The results you receive from the IDEA survey can provide you, your program director or chair and your Dean with insights into what your students perceived as their learning experience. The IDEA results are designed as a diagnostic and formative tool to help you improve or maintain strengths in your teaching practice. Data from the IDEA results contribute in part to your performance evaluation as a member of the Champlain College faculty. Remember that your interpretation of the IDEA results and the classroom experience are vital to any evaluation process. For help interpreting IDEA results, Ellen Zeman, Learning Assessment Director.
Students are required to take the IDEA survey in class during a two-week period that falls at about weeks 12-13 in a 15-week semester. Students will need to have access to a computer in order to take the survey in your classroom. (You can ask students to bring their own device and/or borrow a laptop cart or Chromebook pack if you are not teaching in a computer lab.) You will read or improvise on the in-class instructions, share the IDEA-Campus Labs evaluation url (https://champlain.campuslabs.com/courseeval) with your students and ask them to take the survey during the first 20 minutes of a class period that falls within the two-week period. See these instructions for details on how to plan ahead for online administration of the IDEA survey in a the classroom.
For step-by-step instructions on in-classroom, online administration of the IDEA survey, read this document.
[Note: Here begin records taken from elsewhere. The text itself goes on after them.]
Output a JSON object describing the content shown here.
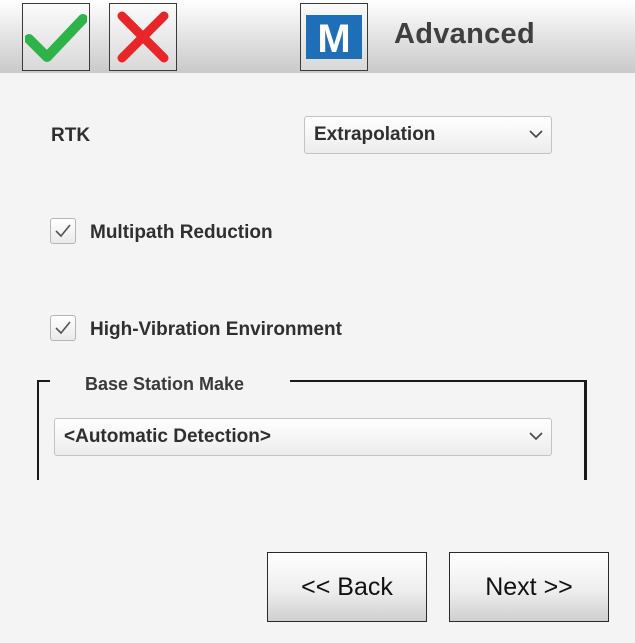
{
  "header": {
    "title": "Advanced",
    "ok_icon": "checkmark-icon",
    "cancel_icon": "x-icon",
    "mode_icon": "m-logo-icon",
    "mode_letter": "M",
    "colors": {
      "check": "#2db34a",
      "cross": "#e8262a",
      "logo": "#1f6fb8"
    }
  },
  "rtk": {
    "label": "RTK",
    "value": "Extrapolation"
  },
  "options": {
    "multipath": {
      "label": "Multipath Reduction",
      "checked": true
    },
    "vibration": {
      "label": "High-Vibration Environment",
      "checked": true
    }
  },
  "base_station": {
    "legend": "Base Station Make",
    "value": "<Automatic Detection>"
  },
  "nav": {
    "back_label": "<< Back",
    "next_label": "Next >>"
  }
}
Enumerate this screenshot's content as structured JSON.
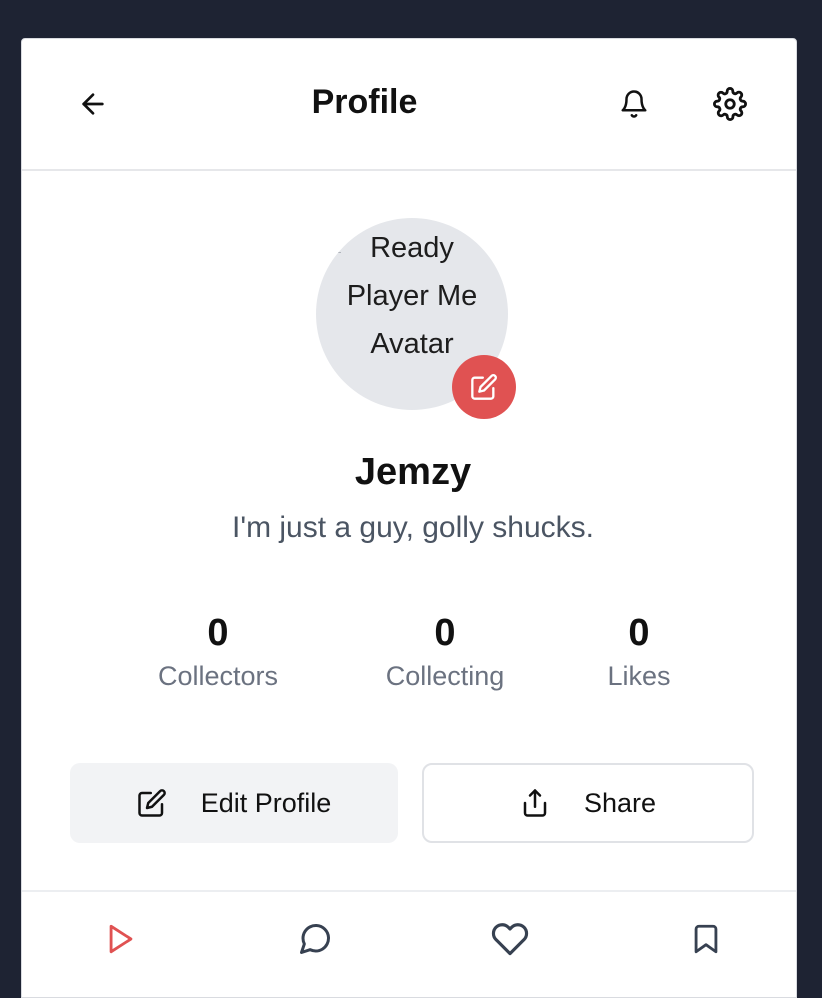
{
  "header": {
    "title": "Profile",
    "back_icon": "arrow-left-icon",
    "notifications_icon": "bell-icon",
    "settings_icon": "gear-icon"
  },
  "profile": {
    "avatar_alt": "Ready Player Me Avatar",
    "avatar_edit_icon": "pencil-square-icon",
    "username": "Jemzy",
    "bio": "I'm just a guy, golly shucks."
  },
  "stats": [
    {
      "value": "0",
      "label": "Collectors"
    },
    {
      "value": "0",
      "label": "Collecting"
    },
    {
      "value": "0",
      "label": "Likes"
    }
  ],
  "actions": {
    "edit_label": "Edit Profile",
    "edit_icon": "pencil-square-icon",
    "share_label": "Share",
    "share_icon": "share-icon"
  },
  "bottom_nav": {
    "items": [
      "play-icon",
      "chat-bubble-icon",
      "heart-icon",
      "bookmark-icon"
    ],
    "active_item": "play-icon"
  },
  "colors": {
    "accent": "#e05252",
    "background": "#1e2333",
    "card": "#ffffff",
    "muted_text": "#6b7280"
  }
}
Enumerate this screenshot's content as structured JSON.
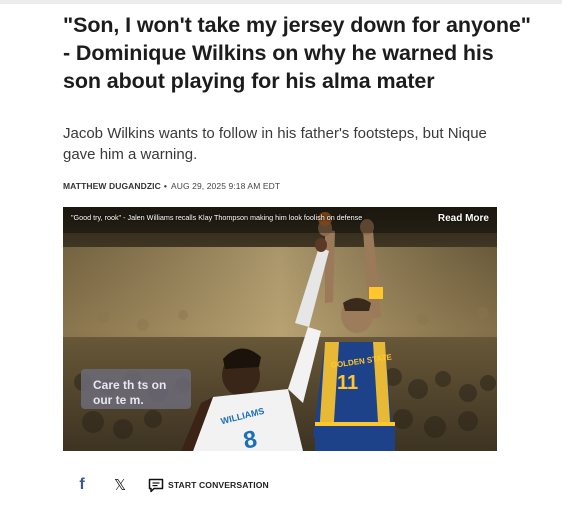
{
  "article": {
    "headline": "\"Son, I won't take my jersey down for anyone\" - Dominique Wilkins on why he warned his son about playing for his alma mater",
    "subheadline": "Jacob Wilkins wants to follow in his father's footsteps, but Nique gave him a warning.",
    "author": "MATTHEW DUGANDZIC",
    "date": "AUG 29, 2025 9:18 AM EDT"
  },
  "media": {
    "video_title": "\"Good try, rook\" - Jalen Williams recalls Klay Thompson making him look foolish on defense",
    "read_more_label": "Read More",
    "player_left_name": "WILLIAMS",
    "player_left_number": "8",
    "player_right_team": "GOLDEN STATE",
    "player_right_number": "11",
    "banner_text": "Care that's on our team."
  },
  "share": {
    "facebook_icon": "facebook-icon",
    "x_icon": "x-icon",
    "conversation_icon": "comment-icon",
    "conversation_label": "START CONVERSATION"
  },
  "colors": {
    "gsw_blue": "#1d428a",
    "gsw_gold": "#ffc72c",
    "facebook_blue": "#3b5998"
  }
}
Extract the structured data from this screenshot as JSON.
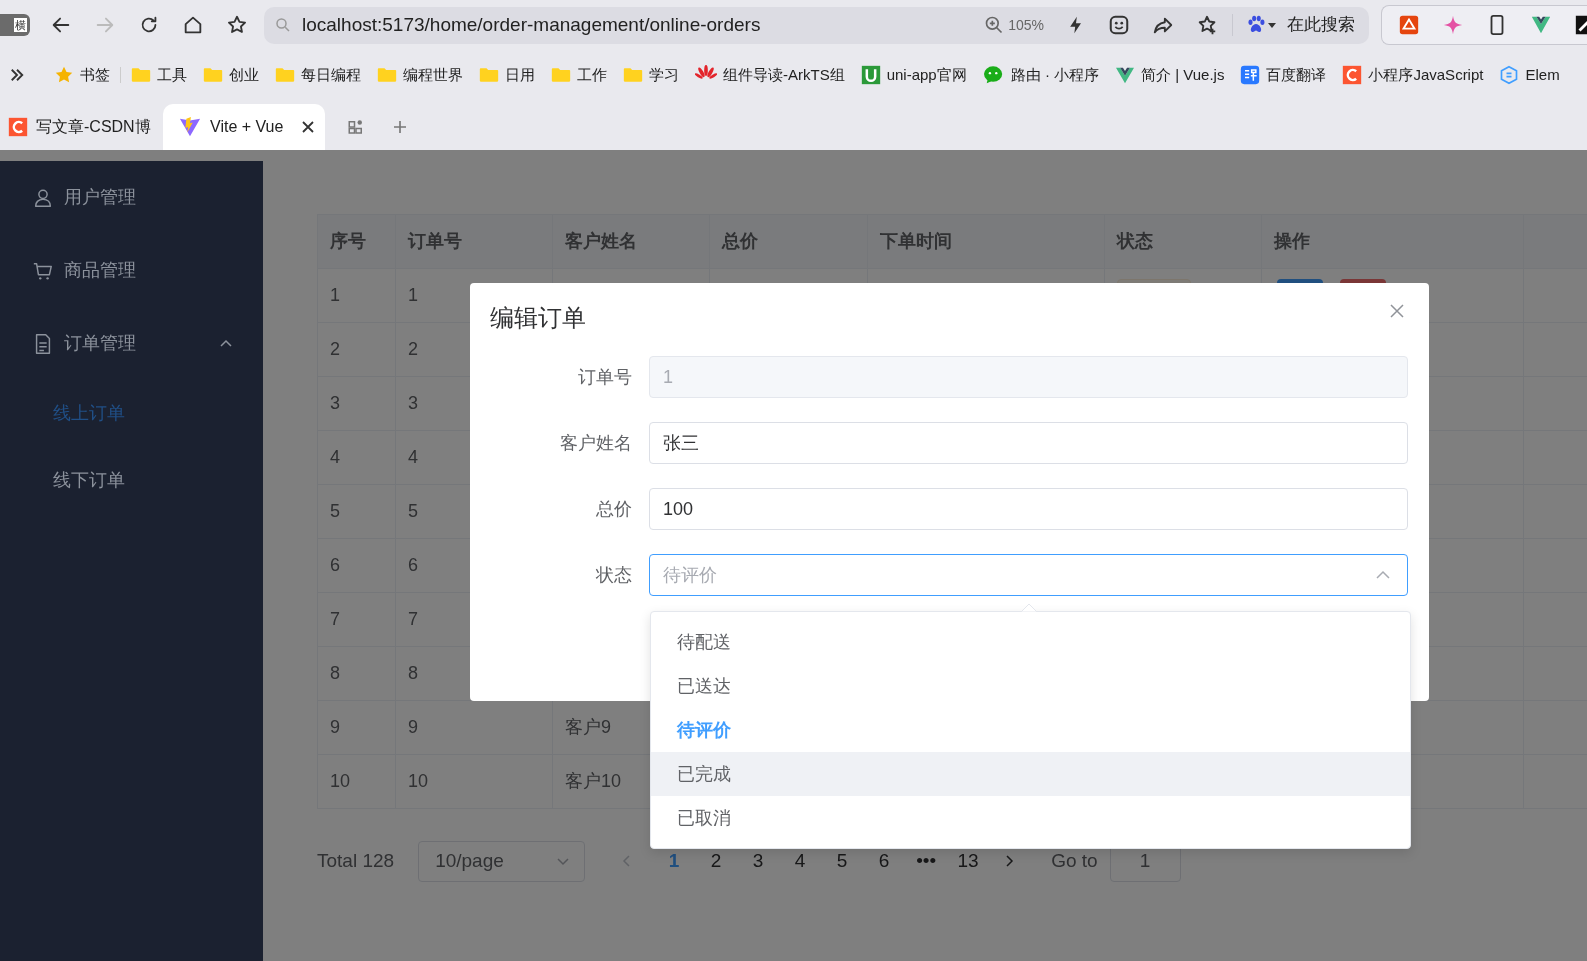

CPS students are required to take the IDEA survey on their own during a one-to-two-week period that falls at the end of the semester. Students will be notified of the availability of the survey through automated email reminders generated by the IDEA system, and they will have access to the survey through a module built into your Canvas course by eLearning. In addition to the IDEA survey link (https://champlain.campuslabs.com/courseeval), the module includes a "quiz" that students can take which indicates that they have completed the survey. Students receive a 1% grade increase through the Canvas gradebook upon completion of the quiz. Please encourage your students to participate. A high level of participation will ensure that the results you receive are useful and meaningful to you.
IDEA surveys are compiled and processed by Campus Labs (Buffalo, NY) through formative feedback algorithms designed by the IDEA Center (Manhattan, KS) soon after completion of the survey period. Within one to two weeks after the end of the survey period (after grades are posted) your report(s) will be available to you through the IDEA-CL Faculty Portal. Remember that your interpretation of the IDEA results and classroom experience are vital to any evaluation or goal-setting process.
For help interpreting IDEA results, contact your Dean or Program Director. For more in-depth interpretation or action planning, contact Rebecca Mills, Director for Instructional Practice in the Center for Learning and Technology or Ellen Zeman, Learning Assessment Director.
The IDEA Center and the Professional and Organizational Development Network in Higher Education (POD) offer a wealth of research-based resources:
The College also receives raw survey data and aggregated survey data (item averages for each course section), which are analyzed by an Academic Affairs research analyst. These data do not contain student identifiers. Analyzed results are used to calculate institutional benchmarks of academic excellence and to inform (in small part) Deans and the Provost in determining how best to support teaching and learning.
The IDEA Center produces summary data reports for the College: one for each Division, for CPS, for each study-abroad campus, for graduate studies and for traditional undergraduate studies. These reports provide a wealth of information on students' perception of their learning progress. If you would like a copy of any group summary report, ask the IDEA on-campus coordinator (Ellen Zeman) or your division's Operations Manager.
Visit the IDEA FAQs page.